■ TASK OBJECTIVE ■
Would you repeat every entry below word for word but drop the images?

■ Items from an interface collection ■
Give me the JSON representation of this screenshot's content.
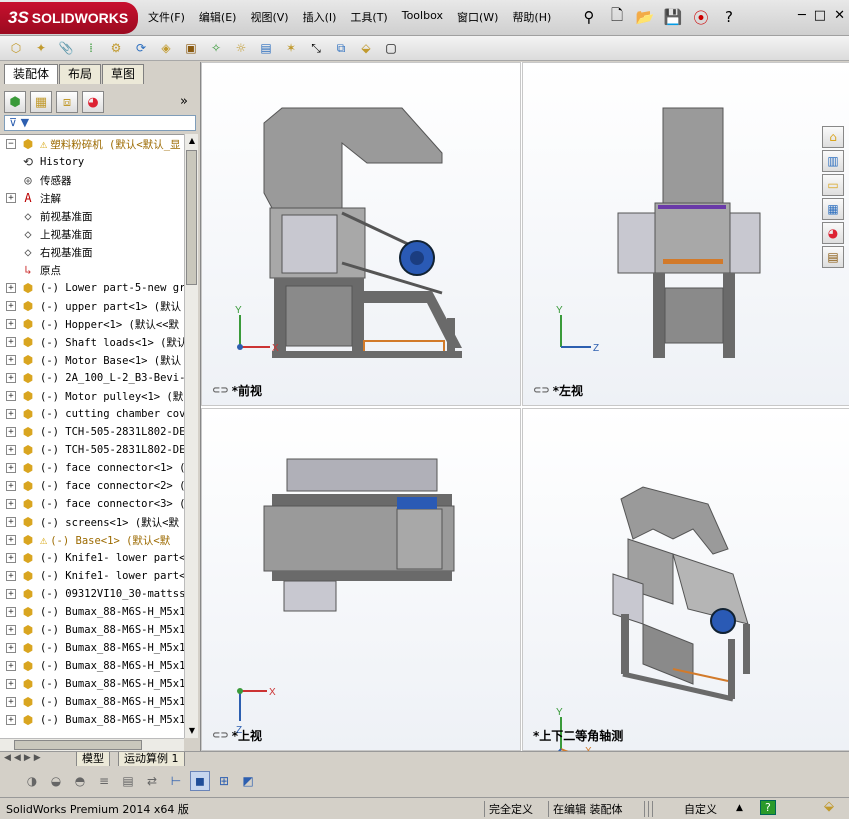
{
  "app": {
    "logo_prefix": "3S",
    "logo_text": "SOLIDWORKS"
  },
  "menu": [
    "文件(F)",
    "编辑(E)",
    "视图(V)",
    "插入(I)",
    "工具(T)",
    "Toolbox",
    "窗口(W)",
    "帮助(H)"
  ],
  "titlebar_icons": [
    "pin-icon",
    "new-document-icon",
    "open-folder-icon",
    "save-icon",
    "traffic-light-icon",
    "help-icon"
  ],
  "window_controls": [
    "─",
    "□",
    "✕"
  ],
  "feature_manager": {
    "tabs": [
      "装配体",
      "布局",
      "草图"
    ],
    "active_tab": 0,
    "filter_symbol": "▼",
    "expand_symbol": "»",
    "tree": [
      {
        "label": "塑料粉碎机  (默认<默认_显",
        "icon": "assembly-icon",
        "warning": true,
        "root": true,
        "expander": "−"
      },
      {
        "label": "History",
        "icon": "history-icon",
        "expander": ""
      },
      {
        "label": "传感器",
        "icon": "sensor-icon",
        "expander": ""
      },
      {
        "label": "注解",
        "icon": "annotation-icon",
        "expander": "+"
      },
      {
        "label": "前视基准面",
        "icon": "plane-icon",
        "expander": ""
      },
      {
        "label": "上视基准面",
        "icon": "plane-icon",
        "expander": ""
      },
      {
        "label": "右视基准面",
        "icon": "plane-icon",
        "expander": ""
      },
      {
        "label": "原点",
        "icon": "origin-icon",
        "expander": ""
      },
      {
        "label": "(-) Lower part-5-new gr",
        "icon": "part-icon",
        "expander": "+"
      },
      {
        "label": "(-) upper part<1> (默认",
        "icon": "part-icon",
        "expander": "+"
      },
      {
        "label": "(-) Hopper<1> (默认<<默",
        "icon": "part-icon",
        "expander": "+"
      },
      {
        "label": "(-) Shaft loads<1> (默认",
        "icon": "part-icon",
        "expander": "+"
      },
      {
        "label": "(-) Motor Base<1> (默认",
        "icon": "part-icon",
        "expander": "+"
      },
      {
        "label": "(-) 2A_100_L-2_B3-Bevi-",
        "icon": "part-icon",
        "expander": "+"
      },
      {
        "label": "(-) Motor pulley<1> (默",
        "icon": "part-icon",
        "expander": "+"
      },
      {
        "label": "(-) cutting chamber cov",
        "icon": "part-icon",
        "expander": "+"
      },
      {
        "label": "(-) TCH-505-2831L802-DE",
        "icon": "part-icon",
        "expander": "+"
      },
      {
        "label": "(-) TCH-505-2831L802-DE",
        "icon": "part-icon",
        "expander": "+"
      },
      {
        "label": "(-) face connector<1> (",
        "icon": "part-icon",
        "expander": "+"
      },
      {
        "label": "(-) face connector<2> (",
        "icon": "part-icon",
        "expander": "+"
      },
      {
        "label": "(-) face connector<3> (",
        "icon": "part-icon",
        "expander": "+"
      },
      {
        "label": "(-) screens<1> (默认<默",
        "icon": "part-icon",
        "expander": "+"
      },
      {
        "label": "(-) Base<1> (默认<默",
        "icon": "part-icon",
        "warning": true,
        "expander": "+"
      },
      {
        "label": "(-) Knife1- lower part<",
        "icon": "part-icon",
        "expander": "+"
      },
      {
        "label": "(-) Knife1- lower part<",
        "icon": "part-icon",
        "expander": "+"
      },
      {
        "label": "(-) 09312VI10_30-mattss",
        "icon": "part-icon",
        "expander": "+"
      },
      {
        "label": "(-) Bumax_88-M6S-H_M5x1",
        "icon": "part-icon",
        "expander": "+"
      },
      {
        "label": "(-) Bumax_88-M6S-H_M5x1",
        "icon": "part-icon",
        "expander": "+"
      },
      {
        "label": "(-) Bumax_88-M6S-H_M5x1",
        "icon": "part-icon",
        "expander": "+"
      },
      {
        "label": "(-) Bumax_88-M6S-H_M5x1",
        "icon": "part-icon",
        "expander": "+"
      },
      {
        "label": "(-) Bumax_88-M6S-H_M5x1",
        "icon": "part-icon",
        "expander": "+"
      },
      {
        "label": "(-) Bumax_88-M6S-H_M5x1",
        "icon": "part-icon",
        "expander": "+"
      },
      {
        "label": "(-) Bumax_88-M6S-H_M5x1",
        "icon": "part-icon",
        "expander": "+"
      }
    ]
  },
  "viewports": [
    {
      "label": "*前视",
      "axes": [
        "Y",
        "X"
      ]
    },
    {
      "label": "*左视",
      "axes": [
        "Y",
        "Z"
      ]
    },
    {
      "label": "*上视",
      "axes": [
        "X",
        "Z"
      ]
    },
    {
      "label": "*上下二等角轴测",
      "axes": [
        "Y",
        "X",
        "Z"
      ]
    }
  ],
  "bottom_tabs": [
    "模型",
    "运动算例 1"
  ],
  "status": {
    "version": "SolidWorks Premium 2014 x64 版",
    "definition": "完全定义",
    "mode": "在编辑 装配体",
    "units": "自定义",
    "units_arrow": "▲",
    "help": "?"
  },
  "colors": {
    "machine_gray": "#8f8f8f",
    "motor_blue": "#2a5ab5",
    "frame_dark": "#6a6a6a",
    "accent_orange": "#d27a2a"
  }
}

■ SOLUTION ■
Give me the JSON representation of this screenshot's content.
{
  "app": {
    "logo_prefix": "3S",
    "logo_text": "SOLIDWORKS"
  },
  "menu": [
    "文件(F)",
    "编辑(E)",
    "视图(V)",
    "插入(I)",
    "工具(T)",
    "Toolbox",
    "窗口(W)",
    "帮助(H)"
  ],
  "titlebar_icons": [
    "pin-icon",
    "new-document-icon",
    "open-folder-icon",
    "save-icon",
    "traffic-light-icon",
    "help-icon"
  ],
  "window_controls": [
    "─",
    "□",
    "✕"
  ],
  "feature_manager": {
    "tabs": [
      "装配体",
      "布局",
      "草图"
    ],
    "active_tab": 0,
    "filter_symbol": "▼",
    "expand_symbol": "»",
    "tree": [
      {
        "label": "塑料粉碎机  (默认<默认_显",
        "icon": "assembly-icon",
        "warning": true,
        "root": true,
        "expander": "−"
      },
      {
        "label": "History",
        "icon": "history-icon",
        "expander": ""
      },
      {
        "label": "传感器",
        "icon": "sensor-icon",
        "expander": ""
      },
      {
        "label": "注解",
        "icon": "annotation-icon",
        "expander": "+"
      },
      {
        "label": "前视基准面",
        "icon": "plane-icon",
        "expander": ""
      },
      {
        "label": "上视基准面",
        "icon": "plane-icon",
        "expander": ""
      },
      {
        "label": "右视基准面",
        "icon": "plane-icon",
        "expander": ""
      },
      {
        "label": "原点",
        "icon": "origin-icon",
        "expander": ""
      },
      {
        "label": "(-) Lower part-5-new gr",
        "icon": "part-icon",
        "expander": "+"
      },
      {
        "label": "(-) upper part<1> (默认",
        "icon": "part-icon",
        "expander": "+"
      },
      {
        "label": "(-) Hopper<1> (默认<<默",
        "icon": "part-icon",
        "expander": "+"
      },
      {
        "label": "(-) Shaft loads<1> (默认",
        "icon": "part-icon",
        "expander": "+"
      },
      {
        "label": "(-) Motor Base<1> (默认",
        "icon": "part-icon",
        "expander": "+"
      },
      {
        "label": "(-) 2A_100_L-2_B3-Bevi-",
        "icon": "part-icon",
        "expander": "+"
      },
      {
        "label": "(-) Motor pulley<1> (默",
        "icon": "part-icon",
        "expander": "+"
      },
      {
        "label": "(-) cutting chamber cov",
        "icon": "part-icon",
        "expander": "+"
      },
      {
        "label": "(-) TCH-505-2831L802-DE",
        "icon": "part-icon",
        "expander": "+"
      },
      {
        "label": "(-) TCH-505-2831L802-DE",
        "icon": "part-icon",
        "expander": "+"
      },
      {
        "label": "(-) face connector<1> (",
        "icon": "part-icon",
        "expander": "+"
      },
      {
        "label": "(-) face connector<2> (",
        "icon": "part-icon",
        "expander": "+"
      },
      {
        "label": "(-) face connector<3> (",
        "icon": "part-icon",
        "expander": "+"
      },
      {
        "label": "(-) screens<1> (默认<默",
        "icon": "part-icon",
        "expander": "+"
      },
      {
        "label": "(-) Base<1> (默认<默",
        "icon": "part-icon",
        "warning": true,
        "expander": "+"
      },
      {
        "label": "(-) Knife1- lower part<",
        "icon": "part-icon",
        "expander": "+"
      },
      {
        "label": "(-) Knife1- lower part<",
        "icon": "part-icon",
        "expander": "+"
      },
      {
        "label": "(-) 09312VI10_30-mattss",
        "icon": "part-icon",
        "expander": "+"
      },
      {
        "label": "(-) Bumax_88-M6S-H_M5x1",
        "icon": "part-icon",
        "expander": "+"
      },
      {
        "label": "(-) Bumax_88-M6S-H_M5x1",
        "icon": "part-icon",
        "expander": "+"
      },
      {
        "label": "(-) Bumax_88-M6S-H_M5x1",
        "icon": "part-icon",
        "expander": "+"
      },
      {
        "label": "(-) Bumax_88-M6S-H_M5x1",
        "icon": "part-icon",
        "expander": "+"
      },
      {
        "label": "(-) Bumax_88-M6S-H_M5x1",
        "icon": "part-icon",
        "expander": "+"
      },
      {
        "label": "(-) Bumax_88-M6S-H_M5x1",
        "icon": "part-icon",
        "expander": "+"
      },
      {
        "label": "(-) Bumax_88-M6S-H_M5x1",
        "icon": "part-icon",
        "expander": "+"
      }
    ]
  },
  "viewports": [
    {
      "label": "*前视",
      "axes": [
        "Y",
        "X"
      ]
    },
    {
      "label": "*左视",
      "axes": [
        "Y",
        "Z"
      ]
    },
    {
      "label": "*上视",
      "axes": [
        "X",
        "Z"
      ]
    },
    {
      "label": "*上下二等角轴测",
      "axes": [
        "Y",
        "X",
        "Z"
      ]
    }
  ],
  "bottom_tabs": [
    "模型",
    "运动算例 1"
  ],
  "status": {
    "version": "SolidWorks Premium 2014 x64 版",
    "definition": "完全定义",
    "mode": "在编辑 装配体",
    "units": "自定义",
    "units_arrow": "▲",
    "help": "?"
  },
  "colors": {
    "machine_gray": "#8f8f8f",
    "motor_blue": "#2a5ab5",
    "frame_dark": "#6a6a6a",
    "accent_orange": "#d27a2a"
  }
}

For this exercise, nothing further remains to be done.